> Exercise directions:
The answer must be one number: how many lines in the records below contain the string "username".

[Page and application data records]

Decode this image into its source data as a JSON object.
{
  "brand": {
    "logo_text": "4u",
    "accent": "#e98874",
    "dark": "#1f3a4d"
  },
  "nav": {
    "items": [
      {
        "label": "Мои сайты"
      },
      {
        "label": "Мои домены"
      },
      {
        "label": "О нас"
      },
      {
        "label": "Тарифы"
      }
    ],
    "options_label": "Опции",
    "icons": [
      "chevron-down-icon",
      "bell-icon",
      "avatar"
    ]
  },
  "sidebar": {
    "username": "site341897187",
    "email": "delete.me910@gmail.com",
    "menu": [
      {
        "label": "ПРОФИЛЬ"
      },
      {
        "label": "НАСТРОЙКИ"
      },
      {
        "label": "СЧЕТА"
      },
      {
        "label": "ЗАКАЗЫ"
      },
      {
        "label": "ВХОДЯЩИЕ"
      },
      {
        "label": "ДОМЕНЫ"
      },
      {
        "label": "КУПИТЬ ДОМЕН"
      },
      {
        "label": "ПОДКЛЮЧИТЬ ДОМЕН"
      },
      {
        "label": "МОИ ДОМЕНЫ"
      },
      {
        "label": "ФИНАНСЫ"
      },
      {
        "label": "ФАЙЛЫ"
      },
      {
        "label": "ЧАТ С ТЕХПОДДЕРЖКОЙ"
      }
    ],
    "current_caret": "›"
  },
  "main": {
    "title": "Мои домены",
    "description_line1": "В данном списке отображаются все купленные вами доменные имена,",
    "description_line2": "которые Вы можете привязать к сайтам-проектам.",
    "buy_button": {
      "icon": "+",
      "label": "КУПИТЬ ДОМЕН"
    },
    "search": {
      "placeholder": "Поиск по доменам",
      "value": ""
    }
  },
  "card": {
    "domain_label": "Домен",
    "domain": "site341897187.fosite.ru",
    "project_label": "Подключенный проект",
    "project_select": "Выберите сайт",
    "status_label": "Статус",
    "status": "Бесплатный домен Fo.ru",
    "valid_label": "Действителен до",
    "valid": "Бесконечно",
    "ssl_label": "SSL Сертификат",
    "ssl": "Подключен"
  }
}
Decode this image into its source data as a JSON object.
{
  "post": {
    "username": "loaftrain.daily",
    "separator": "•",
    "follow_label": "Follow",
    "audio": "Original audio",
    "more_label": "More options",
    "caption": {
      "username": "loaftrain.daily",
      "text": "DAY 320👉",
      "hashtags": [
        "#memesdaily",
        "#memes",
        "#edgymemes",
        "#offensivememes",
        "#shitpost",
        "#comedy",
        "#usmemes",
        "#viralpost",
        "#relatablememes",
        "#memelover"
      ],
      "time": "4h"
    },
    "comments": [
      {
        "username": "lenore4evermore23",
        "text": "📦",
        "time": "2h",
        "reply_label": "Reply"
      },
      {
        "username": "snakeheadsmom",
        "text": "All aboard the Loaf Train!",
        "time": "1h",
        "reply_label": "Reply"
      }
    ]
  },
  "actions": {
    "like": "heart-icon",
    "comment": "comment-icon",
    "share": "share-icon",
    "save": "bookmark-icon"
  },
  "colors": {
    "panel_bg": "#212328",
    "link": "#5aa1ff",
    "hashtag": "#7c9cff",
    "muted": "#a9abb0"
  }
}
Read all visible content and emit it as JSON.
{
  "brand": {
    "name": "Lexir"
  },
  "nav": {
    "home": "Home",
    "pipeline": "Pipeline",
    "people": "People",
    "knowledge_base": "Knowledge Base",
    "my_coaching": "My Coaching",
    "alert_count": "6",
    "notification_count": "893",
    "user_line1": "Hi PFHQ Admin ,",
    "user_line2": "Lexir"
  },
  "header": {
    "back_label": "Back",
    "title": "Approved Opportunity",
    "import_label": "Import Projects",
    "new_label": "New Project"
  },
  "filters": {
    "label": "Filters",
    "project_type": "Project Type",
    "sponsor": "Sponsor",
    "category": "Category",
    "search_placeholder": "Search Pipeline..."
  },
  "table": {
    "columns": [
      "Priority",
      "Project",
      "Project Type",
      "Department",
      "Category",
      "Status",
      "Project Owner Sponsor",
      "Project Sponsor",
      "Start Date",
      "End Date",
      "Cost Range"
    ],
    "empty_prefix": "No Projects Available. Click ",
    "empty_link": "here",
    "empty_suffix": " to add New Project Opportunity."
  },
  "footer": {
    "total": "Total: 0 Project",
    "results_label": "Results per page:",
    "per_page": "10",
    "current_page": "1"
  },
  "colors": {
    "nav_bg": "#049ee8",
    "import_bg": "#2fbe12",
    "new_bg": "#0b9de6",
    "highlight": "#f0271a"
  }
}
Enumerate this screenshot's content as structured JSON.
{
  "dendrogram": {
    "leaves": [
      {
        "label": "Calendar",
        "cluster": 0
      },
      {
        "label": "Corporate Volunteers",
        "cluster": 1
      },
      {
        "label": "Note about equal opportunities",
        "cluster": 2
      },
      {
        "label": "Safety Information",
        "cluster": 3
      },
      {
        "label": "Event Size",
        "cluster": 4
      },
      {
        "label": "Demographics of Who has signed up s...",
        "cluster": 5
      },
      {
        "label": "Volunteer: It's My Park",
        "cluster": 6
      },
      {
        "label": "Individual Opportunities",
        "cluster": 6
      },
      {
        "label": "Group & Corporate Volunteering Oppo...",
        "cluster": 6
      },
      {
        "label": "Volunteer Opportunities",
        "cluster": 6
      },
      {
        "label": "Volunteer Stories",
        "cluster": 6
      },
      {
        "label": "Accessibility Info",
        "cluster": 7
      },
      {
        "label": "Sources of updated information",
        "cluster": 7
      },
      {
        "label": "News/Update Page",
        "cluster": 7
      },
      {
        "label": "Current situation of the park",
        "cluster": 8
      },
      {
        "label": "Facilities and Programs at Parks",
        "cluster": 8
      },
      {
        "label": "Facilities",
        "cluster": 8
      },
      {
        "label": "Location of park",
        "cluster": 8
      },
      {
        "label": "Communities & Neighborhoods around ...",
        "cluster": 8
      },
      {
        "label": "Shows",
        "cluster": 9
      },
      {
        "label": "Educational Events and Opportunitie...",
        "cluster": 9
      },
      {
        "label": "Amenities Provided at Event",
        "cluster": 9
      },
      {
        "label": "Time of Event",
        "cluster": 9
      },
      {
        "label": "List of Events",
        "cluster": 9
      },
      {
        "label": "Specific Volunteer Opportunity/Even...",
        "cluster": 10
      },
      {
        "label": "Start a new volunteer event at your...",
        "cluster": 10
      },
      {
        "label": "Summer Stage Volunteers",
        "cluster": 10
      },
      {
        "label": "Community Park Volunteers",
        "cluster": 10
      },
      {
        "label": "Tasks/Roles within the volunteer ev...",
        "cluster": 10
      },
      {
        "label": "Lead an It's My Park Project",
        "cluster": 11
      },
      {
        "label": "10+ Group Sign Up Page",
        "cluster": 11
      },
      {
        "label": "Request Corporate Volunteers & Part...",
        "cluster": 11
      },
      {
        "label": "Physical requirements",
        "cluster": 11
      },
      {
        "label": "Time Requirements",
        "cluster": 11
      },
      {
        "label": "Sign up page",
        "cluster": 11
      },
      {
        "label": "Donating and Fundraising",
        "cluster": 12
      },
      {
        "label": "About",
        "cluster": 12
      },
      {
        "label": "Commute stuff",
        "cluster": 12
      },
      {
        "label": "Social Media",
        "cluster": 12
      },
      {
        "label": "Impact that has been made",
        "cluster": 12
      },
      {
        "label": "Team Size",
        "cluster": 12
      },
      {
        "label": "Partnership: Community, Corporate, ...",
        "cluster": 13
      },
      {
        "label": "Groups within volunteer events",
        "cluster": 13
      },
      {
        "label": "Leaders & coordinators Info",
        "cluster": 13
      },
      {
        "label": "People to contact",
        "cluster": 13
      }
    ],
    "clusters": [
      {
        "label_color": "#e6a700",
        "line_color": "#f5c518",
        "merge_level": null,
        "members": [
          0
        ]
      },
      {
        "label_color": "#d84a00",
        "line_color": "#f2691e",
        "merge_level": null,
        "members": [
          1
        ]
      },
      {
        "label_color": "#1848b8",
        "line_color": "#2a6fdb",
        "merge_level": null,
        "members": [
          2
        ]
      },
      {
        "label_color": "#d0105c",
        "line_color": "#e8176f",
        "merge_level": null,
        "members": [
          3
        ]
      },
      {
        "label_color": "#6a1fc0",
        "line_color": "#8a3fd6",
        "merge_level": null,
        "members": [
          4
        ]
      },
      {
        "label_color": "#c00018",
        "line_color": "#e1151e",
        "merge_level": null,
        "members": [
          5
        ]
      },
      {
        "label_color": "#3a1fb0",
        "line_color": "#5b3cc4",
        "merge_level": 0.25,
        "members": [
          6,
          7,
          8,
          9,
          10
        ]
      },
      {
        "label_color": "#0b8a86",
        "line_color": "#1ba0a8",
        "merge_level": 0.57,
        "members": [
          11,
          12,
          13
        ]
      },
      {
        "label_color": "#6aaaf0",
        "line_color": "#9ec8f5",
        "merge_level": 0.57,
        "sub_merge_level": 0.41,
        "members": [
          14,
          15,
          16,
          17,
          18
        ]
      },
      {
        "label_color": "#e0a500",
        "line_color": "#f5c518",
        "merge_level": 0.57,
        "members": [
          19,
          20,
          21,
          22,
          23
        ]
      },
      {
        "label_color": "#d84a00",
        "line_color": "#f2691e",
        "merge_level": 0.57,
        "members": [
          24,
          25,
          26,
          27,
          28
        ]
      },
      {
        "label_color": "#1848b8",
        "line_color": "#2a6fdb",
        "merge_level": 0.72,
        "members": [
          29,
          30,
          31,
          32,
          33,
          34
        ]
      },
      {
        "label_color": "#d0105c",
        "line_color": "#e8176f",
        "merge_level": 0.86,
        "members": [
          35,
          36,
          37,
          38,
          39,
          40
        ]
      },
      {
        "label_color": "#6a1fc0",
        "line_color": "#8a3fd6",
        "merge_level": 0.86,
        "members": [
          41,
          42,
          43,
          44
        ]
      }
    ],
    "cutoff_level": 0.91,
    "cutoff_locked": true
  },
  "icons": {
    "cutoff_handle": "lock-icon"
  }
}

> Response below:
5